Patterning Your Predator Shotgun in Ten Steps

November 8, 2010

10. Now is not the time to get fancy. That old shotgun you have been using for ducks and dove for years is probably your best bet for predators. You want to use a shotgun that is comfortable to you. Provided it has the ability to change choke tubes. Once you have picked your firearm you need to determine what type of choke tube you need. Tighter constrictions are not always better for hunting situations. Take into consideration where you are hunting. Are you in heavy cover where your shots may be under twenty yards? If thats the case you will want to use a fairly open choke tube. Like a Modified or Improved Cylinder. Or, are you hunting fields where you need the ability to reach out to the fifty-yard mark and beyond? In that case you will need to tighten up your chokes quite a bit. Here is a list of some chokes and the constrictions they represent. Keep in mind this is a general idea and there are many more available.

Improved Cylinder Very wide pattern good for snap shooting

Modified Mid-range patterning for medium distance

Improved Modified Tighter patterns for mid to long range shooting

Full Good all around long range choke

Super Full Very tight constriction may be too tight for close range

I recommend using at least three chokes for your pattern testing to get a better idea of what your gun is capable of.

9. Set your targets up in a safe area for shooting and prepare to have your shoulder beaten to a pulp. I recommend the use of shooting bags or a gun vise when patterning your shotgun. After repeated shots, "flinching" is almost inevidable. For this test I am using ten-inch circles which represent a good coyote pattern target. Start your patterning where you think your close shot may be. For me this is roughly fifteen to twenty yards. For the sake of argument I will place the target at eighteen yards and start there.

8. I have placed three targets out at a distance of eighteen yards and will fire one shot at each target with each choke. After my initial shots I will remove each target and check my pellet count.

7. For this demonstration I am patterning my shotgun for coyotes. I am using T shot and am looking to get at least nine pellets in a ten inch circle. This for me represents a good clean kill shot on a coyote. This type of a pattern will offer a quick clean kill for your quarry. And a lot less tracking on your part. Remove your targets and count your pellet hits. Once again I am looking for a minimum of nine pellets in a ten-inch circle.

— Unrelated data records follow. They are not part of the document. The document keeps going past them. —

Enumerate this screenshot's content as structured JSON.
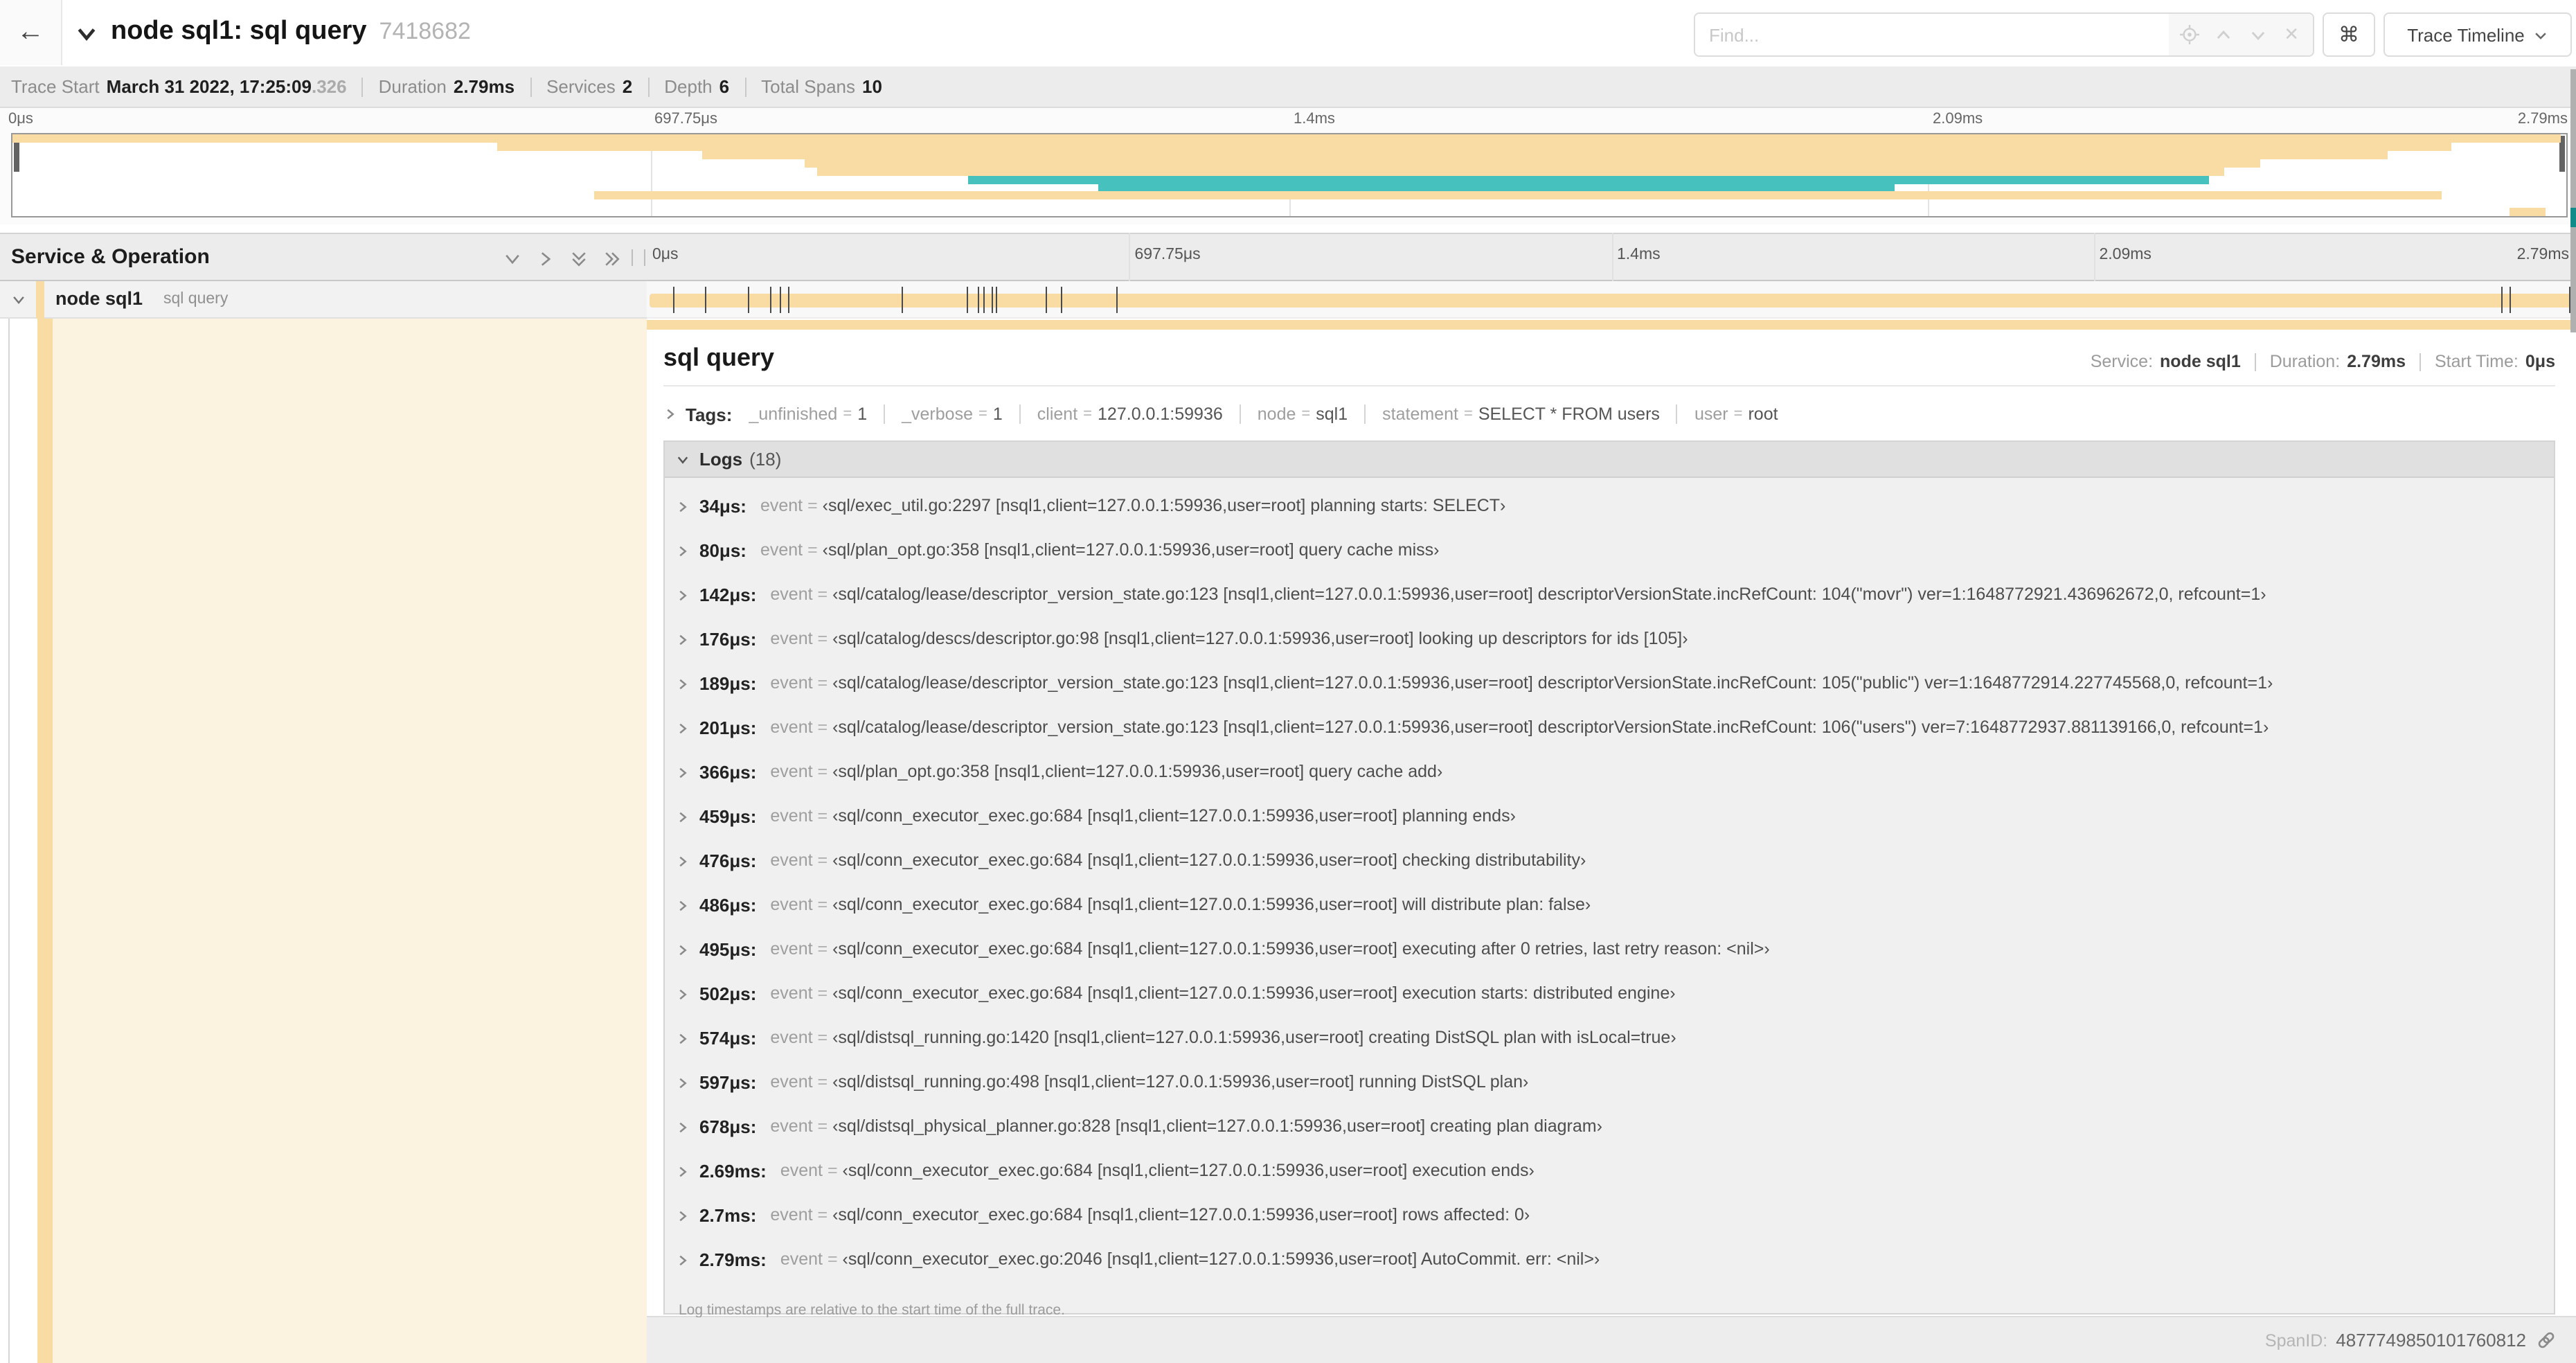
{
  "header": {
    "back": "←",
    "title": "node sql1: sql query",
    "trace_id": "7418682",
    "find_placeholder": "Find...",
    "shortcut_key": "⌘",
    "view_dropdown": "Trace Timeline"
  },
  "trace_info": [
    {
      "label": "Trace Start",
      "value": "March 31 2022, 17:25:09",
      "dim": ".326"
    },
    {
      "label": "Duration",
      "value": "2.79ms"
    },
    {
      "label": "Services",
      "value": "2"
    },
    {
      "label": "Depth",
      "value": "6"
    },
    {
      "label": "Total Spans",
      "value": "10"
    }
  ],
  "colors": {
    "tan": "#f8dca4",
    "teal": "#46c1bd",
    "cream": "#fbf3e0"
  },
  "minimap": {
    "ticks": [
      "0μs",
      "697.75μs",
      "1.4ms",
      "2.09ms",
      "2.79ms"
    ],
    "spans": [
      {
        "start": 0,
        "end": 99.8,
        "color": "tan"
      },
      {
        "start": 19,
        "end": 95.5,
        "color": "tan"
      },
      {
        "start": 27,
        "end": 93,
        "color": "tan"
      },
      {
        "start": 31,
        "end": 88,
        "color": "tan"
      },
      {
        "start": 31.5,
        "end": 86.6,
        "color": "tan"
      },
      {
        "start": 37.4,
        "end": 86,
        "color": "teal"
      },
      {
        "start": 42.5,
        "end": 73.7,
        "color": "teal"
      },
      {
        "start": 22.8,
        "end": 95.1,
        "color": "tan"
      },
      {
        "start": 0,
        "end": 0,
        "color": "none"
      },
      {
        "start": 97.8,
        "end": 99.2,
        "color": "tan"
      }
    ]
  },
  "timeline": {
    "left_header": "Service & Operation",
    "ticks": [
      "0μs",
      "697.75μs",
      "1.4ms",
      "2.09ms",
      "2.79ms"
    ]
  },
  "span_row": {
    "service": "node sql1",
    "operation": "sql query",
    "log_marks_pct": [
      1.2,
      2.9,
      5.1,
      6.3,
      6.8,
      7.2,
      13.1,
      16.5,
      17.1,
      17.4,
      17.8,
      18.0,
      20.6,
      21.4,
      24.3,
      96.4,
      96.8,
      99.9
    ]
  },
  "detail": {
    "title": "sql query",
    "meta": [
      {
        "label": "Service:",
        "value": "node sql1"
      },
      {
        "label": "Duration:",
        "value": "2.79ms"
      },
      {
        "label": "Start Time:",
        "value": "0μs"
      }
    ],
    "tags_label": "Tags:",
    "tags": [
      {
        "key": "_unfinished",
        "value": "1"
      },
      {
        "key": "_verbose",
        "value": "1"
      },
      {
        "key": "client",
        "value": "127.0.0.1:59936"
      },
      {
        "key": "node",
        "value": "sql1"
      },
      {
        "key": "statement",
        "value": "SELECT * FROM users"
      },
      {
        "key": "user",
        "value": "root"
      }
    ],
    "logs_label": "Logs",
    "logs_count": "(18)",
    "log_field_key": "event",
    "logs": [
      {
        "time": "34μs:",
        "value": "‹sql/exec_util.go:2297 [nsql1,client=127.0.0.1:59936,user=root] planning starts: SELECT›"
      },
      {
        "time": "80μs:",
        "value": "‹sql/plan_opt.go:358 [nsql1,client=127.0.0.1:59936,user=root] query cache miss›"
      },
      {
        "time": "142μs:",
        "value": "‹sql/catalog/lease/descriptor_version_state.go:123 [nsql1,client=127.0.0.1:59936,user=root] descriptorVersionState.incRefCount: 104(\"movr\") ver=1:1648772921.436962672,0, refcount=1›"
      },
      {
        "time": "176μs:",
        "value": "‹sql/catalog/descs/descriptor.go:98 [nsql1,client=127.0.0.1:59936,user=root] looking up descriptors for ids [105]›"
      },
      {
        "time": "189μs:",
        "value": "‹sql/catalog/lease/descriptor_version_state.go:123 [nsql1,client=127.0.0.1:59936,user=root] descriptorVersionState.incRefCount: 105(\"public\") ver=1:1648772914.227745568,0, refcount=1›"
      },
      {
        "time": "201μs:",
        "value": "‹sql/catalog/lease/descriptor_version_state.go:123 [nsql1,client=127.0.0.1:59936,user=root] descriptorVersionState.incRefCount: 106(\"users\") ver=7:1648772937.881139166,0, refcount=1›"
      },
      {
        "time": "366μs:",
        "value": "‹sql/plan_opt.go:358 [nsql1,client=127.0.0.1:59936,user=root] query cache add›"
      },
      {
        "time": "459μs:",
        "value": "‹sql/conn_executor_exec.go:684 [nsql1,client=127.0.0.1:59936,user=root] planning ends›"
      },
      {
        "time": "476μs:",
        "value": "‹sql/conn_executor_exec.go:684 [nsql1,client=127.0.0.1:59936,user=root] checking distributability›"
      },
      {
        "time": "486μs:",
        "value": "‹sql/conn_executor_exec.go:684 [nsql1,client=127.0.0.1:59936,user=root] will distribute plan: false›"
      },
      {
        "time": "495μs:",
        "value": "‹sql/conn_executor_exec.go:684 [nsql1,client=127.0.0.1:59936,user=root] executing after 0 retries, last retry reason: <nil>›"
      },
      {
        "time": "502μs:",
        "value": "‹sql/conn_executor_exec.go:684 [nsql1,client=127.0.0.1:59936,user=root] execution starts: distributed engine›"
      },
      {
        "time": "574μs:",
        "value": "‹sql/distsql_running.go:1420 [nsql1,client=127.0.0.1:59936,user=root] creating DistSQL plan with isLocal=true›"
      },
      {
        "time": "597μs:",
        "value": "‹sql/distsql_running.go:498 [nsql1,client=127.0.0.1:59936,user=root] running DistSQL plan›"
      },
      {
        "time": "678μs:",
        "value": "‹sql/distsql_physical_planner.go:828 [nsql1,client=127.0.0.1:59936,user=root] creating plan diagram›"
      },
      {
        "time": "2.69ms:",
        "value": "‹sql/conn_executor_exec.go:684 [nsql1,client=127.0.0.1:59936,user=root] execution ends›"
      },
      {
        "time": "2.7ms:",
        "value": "‹sql/conn_executor_exec.go:684 [nsql1,client=127.0.0.1:59936,user=root] rows affected: 0›"
      },
      {
        "time": "2.79ms:",
        "value": "‹sql/conn_executor_exec.go:2046 [nsql1,client=127.0.0.1:59936,user=root] AutoCommit. err: <nil>›"
      }
    ],
    "footnote": "Log timestamps are relative to the start time of the full trace.",
    "span_id_label": "SpanID:",
    "span_id": "4877749850101760812"
  }
}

6. It is now time to move your targets out to a mid range shooting area. For this I am moving my targets out to thirty yards. Set up all three targets once again and make sure to use fresh targets. Do not change ammo brands or shot size during your patterning. This will result in skewed information that will be useless. This is the most critical distance for me. A choke tube that performs perfect at close distance will probably not perform well at a long distance. The same can be said for the reverse. If you can find a choke that offers a great pattern at thirty yards and acceptable patterns at close and long distance that would be a true winner.

5. Fire at your thirty-yard targets using your sand bags or gun vise. Remove your targets and check your pellet count. By now you should be seeing a pattern (pun intended) of what choke your gun likes. As long as your still getting your nine pellets in a ten-inch circle then it is time to move your targets downrange.

4. Let's start to reach out to the long-range stuff. I will now move my target out to forty-five yards. Once again, setting up all three stands with clean targets. By now your shoulder will probably be a little numb, but, don't worry, the feeling will come back real soon. Again, fire a shot with each of your choke tubes. Take care on this step to notice how your pattern looks. Do you have gaps in the pattern or holes where no shot it present? If so this may not be the choke for you. Good uniform coverage is what we are looking for.

3. Provided you still have our magic nine pellets in your target, we can now begin to move out even further. However after forty five yards I will start moving out much slower. Five-yard increments will be more that sufficient for long range testing. Repeat the above steps firing one shot at each target. Then counting your shot, replacing your target and moving your stand back.

2. By now you should have found out what your shotgun is capable of and what your maximum distance truly is. Keep in mind not all choke tubes are created equal. Just because they have the same constriction does not mean they will pattern the same. If you found a good choke tube for your gun. You might want to look into the same constiction in a different brand. I have had it work both ways good and bad. But you never know until you try.

1. You are now ready to confidently take on any predator with your shotgun.